## Assignment
Type out all the records once more, exactly.

[Interface dataset entries]
- Opening Delimiter -
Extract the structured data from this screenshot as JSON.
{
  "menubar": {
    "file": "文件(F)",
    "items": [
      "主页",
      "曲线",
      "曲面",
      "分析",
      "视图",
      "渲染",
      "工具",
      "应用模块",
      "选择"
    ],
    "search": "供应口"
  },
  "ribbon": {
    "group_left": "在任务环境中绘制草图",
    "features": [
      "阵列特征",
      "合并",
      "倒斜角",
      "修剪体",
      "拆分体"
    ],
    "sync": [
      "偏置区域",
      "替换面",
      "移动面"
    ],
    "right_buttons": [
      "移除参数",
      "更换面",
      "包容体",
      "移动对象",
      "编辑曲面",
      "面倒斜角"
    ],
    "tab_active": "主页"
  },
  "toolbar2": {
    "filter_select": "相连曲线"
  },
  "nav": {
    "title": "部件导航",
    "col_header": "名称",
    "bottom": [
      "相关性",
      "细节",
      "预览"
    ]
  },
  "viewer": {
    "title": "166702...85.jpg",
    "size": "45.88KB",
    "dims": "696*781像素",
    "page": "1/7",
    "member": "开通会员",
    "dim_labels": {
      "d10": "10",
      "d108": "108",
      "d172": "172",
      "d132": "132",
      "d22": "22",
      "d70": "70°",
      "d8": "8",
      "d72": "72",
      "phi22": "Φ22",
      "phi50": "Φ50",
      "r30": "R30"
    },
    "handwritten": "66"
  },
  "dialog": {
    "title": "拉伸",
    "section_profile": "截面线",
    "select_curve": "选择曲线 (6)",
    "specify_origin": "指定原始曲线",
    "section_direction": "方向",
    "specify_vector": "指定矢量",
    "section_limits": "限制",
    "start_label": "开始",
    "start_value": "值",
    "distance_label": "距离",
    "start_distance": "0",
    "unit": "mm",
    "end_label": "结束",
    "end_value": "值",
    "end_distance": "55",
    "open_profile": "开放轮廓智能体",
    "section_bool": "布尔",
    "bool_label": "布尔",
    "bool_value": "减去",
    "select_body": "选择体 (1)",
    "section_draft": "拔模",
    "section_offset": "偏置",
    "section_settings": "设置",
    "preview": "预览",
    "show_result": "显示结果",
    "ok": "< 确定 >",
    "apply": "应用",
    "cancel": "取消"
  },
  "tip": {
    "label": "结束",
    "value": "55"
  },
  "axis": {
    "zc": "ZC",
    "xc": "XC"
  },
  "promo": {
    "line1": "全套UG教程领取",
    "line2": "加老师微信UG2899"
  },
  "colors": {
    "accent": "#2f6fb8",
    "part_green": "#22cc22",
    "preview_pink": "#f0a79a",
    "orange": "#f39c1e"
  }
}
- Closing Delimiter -
## Exercise answer
Extract the structured data from this screenshot as JSON.
{
  "menubar": {
    "file": "文件(F)",
    "items": [
      "主页",
      "曲线",
      "曲面",
      "分析",
      "视图",
      "渲染",
      "工具",
      "应用模块",
      "选择"
    ],
    "search": "供应口"
  },
  "ribbon": {
    "group_left": "在任务环境中绘制草图",
    "features": [
      "阵列特征",
      "合并",
      "倒斜角",
      "修剪体",
      "拆分体"
    ],
    "sync": [
      "偏置区域",
      "替换面",
      "移动面"
    ],
    "right_buttons": [
      "移除参数",
      "更换面",
      "包容体",
      "移动对象",
      "编辑曲面",
      "面倒斜角"
    ],
    "tab_active": "主页"
  },
  "toolbar2": {
    "filter_select": "相连曲线"
  },
  "nav": {
    "title": "部件导航",
    "col_header": "名称",
    "bottom": [
      "相关性",
      "细节",
      "预览"
    ]
  },
  "viewer": {
    "title": "166702...85.jpg",
    "size": "45.88KB",
    "dims": "696*781像素",
    "page": "1/7",
    "member": "开通会员",
    "dim_labels": {
      "d10": "10",
      "d108": "108",
      "d172": "172",
      "d132": "132",
      "d22": "22",
      "d70": "70°",
      "d8": "8",
      "d72": "72",
      "phi22": "Φ22",
      "phi50": "Φ50",
      "r30": "R30"
    },
    "handwritten": "66"
  },
  "dialog": {
    "title": "拉伸",
    "section_profile": "截面线",
    "select_curve": "选择曲线 (6)",
    "specify_origin": "指定原始曲线",
    "section_direction": "方向",
    "specify_vector": "指定矢量",
    "section_limits": "限制",
    "start_label": "开始",
    "start_value": "值",
    "distance_label": "距离",
    "start_distance": "0",
    "unit": "mm",
    "end_label": "结束",
    "end_value": "值",
    "end_distance": "55",
    "open_profile": "开放轮廓智能体",
    "section_bool": "布尔",
    "bool_label": "布尔",
    "bool_value": "减去",
    "select_body": "选择体 (1)",
    "section_draft": "拔模",
    "section_offset": "偏置",
    "section_settings": "设置",
    "preview": "预览",
    "show_result": "显示结果",
    "ok": "< 确定 >",
    "apply": "应用",
    "cancel": "取消"
  },
  "tip": {
    "label": "结束",
    "value": "55"
  },
  "axis": {
    "zc": "ZC",
    "xc": "XC"
  },
  "promo": {
    "line1": "全套UG教程领取",
    "line2": "加老师微信UG2899"
  },
  "colors": {
    "accent": "#2f6fb8",
    "part_green": "#22cc22",
    "preview_pink": "#f0a79a",
    "orange": "#f39c1e"
  }
}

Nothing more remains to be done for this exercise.